Seafood politics: Catfish? Really?
The Senate just voted to reverse a decision of Congress last year to remove catfish inspection from the FDA (which is usually in charge of regulating seafood) and give it to the USDA (which usually regulates meat and poultry).
Why did the 2008 and 2012 farm bills say that catfish inspection should be given to USDA?
It depends on whom you ask.
- Defenders say it’s because USDA has the resources to protect us against unsafe Vietnamese catfish.
- Critics said it’s to protect the Mississippi catfish industry against the food safety hazards of cheap imported catfish from Vietnam.
Indeed, the USDA inspection program is finding antibiotics and other unapproved carcinogens in catfish imported from Vietnam.
This issue, however, is a sticking point in US negotiations with Vietnam over the Trans Pacific Partnership trade agreement.
Vietnam wants the USDA catfish inspection removed as an unfair barrier to trade.
What is this about? Not fish safety, really. It’s about protecting catfish farmers in the South and setting up “more rigorous” safety criteria that will exclude competitive foreign catfish imports, especially from Vietnam.
Food retailers and retail trade associations are for reverting inspection to FDA. They say USDA’s catfish inspection program will take years to allow imports from Vietnam, thereby causing the cost of domestic catfish to rise.
The Government Accountability Office (GAO) has 10 times stated that this program is “duplicative” and at “high risk” for fraud, waste, abuse, and mismanagement…This is not a food safety issue. USDA acknowledges that catfish, regardless of where it comes from, is considered a “low risk food.”
It’s not surprising if USDA’s import safety system is better than the FDA’s. USDA gets $14 million a year to run its currently non-operating catfish inspection system. The FDA gets $700,000 and, according to the Government Accountability Office, has managed pretty well with it.
My conclusion then and now:

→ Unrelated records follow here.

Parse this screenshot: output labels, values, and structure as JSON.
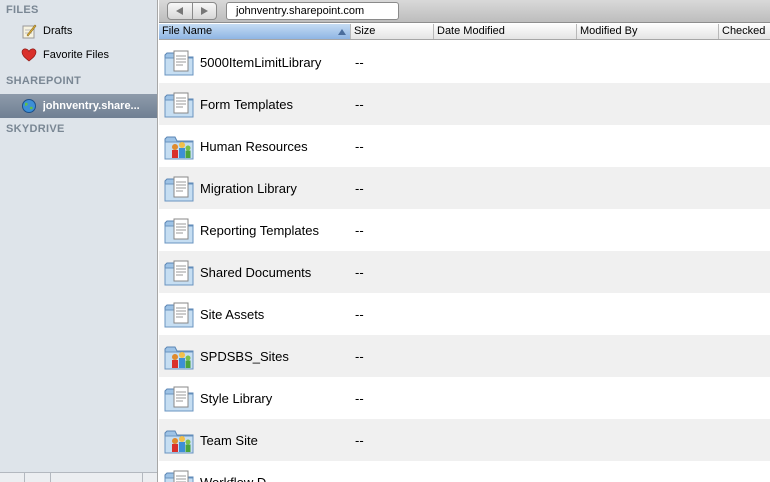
{
  "sidebar": {
    "files_header": "FILES",
    "drafts": "Drafts",
    "favorite_files": "Favorite Files",
    "sharepoint_header": "SHAREPOINT",
    "site": "johnventry.share...",
    "skydrive_header": "SKYDRIVE"
  },
  "toolbar": {
    "path": "johnventry.sharepoint.com"
  },
  "columns": {
    "file_name": "File Name",
    "size": "Size",
    "date_modified": "Date Modified",
    "modified_by": "Modified By",
    "checked": "Checked"
  },
  "rows": [
    {
      "name": "5000ItemLimitLibrary",
      "size": "--",
      "icon": "doc-folder-icon"
    },
    {
      "name": "Form Templates",
      "size": "--",
      "icon": "doc-folder-icon"
    },
    {
      "name": "Human Resources",
      "size": "--",
      "icon": "site-folder-icon"
    },
    {
      "name": "Migration Library",
      "size": "--",
      "icon": "doc-folder-icon"
    },
    {
      "name": "Reporting Templates",
      "size": "--",
      "icon": "doc-folder-icon"
    },
    {
      "name": "Shared Documents",
      "size": "--",
      "icon": "doc-folder-icon"
    },
    {
      "name": "Site Assets",
      "size": "--",
      "icon": "doc-folder-icon"
    },
    {
      "name": "SPDSBS_Sites",
      "size": "--",
      "icon": "site-folder-icon"
    },
    {
      "name": "Style Library",
      "size": "--",
      "icon": "doc-folder-icon"
    },
    {
      "name": "Team Site",
      "size": "--",
      "icon": "site-folder-icon"
    },
    {
      "name": "Workflow D...",
      "size": "",
      "icon": "doc-folder-icon"
    }
  ],
  "colors": {
    "sidebar_bg": "#dee4ea",
    "selected_bg": "#7d8ca0",
    "sort_header": "#a8c8ee"
  }
}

If the political fuss over catfish inspection reveals anything, it is why we so badly need a single food safety agency—one that combines and integrates the food safety functions of USDA and FDA—to ensure the safety of the American food supply.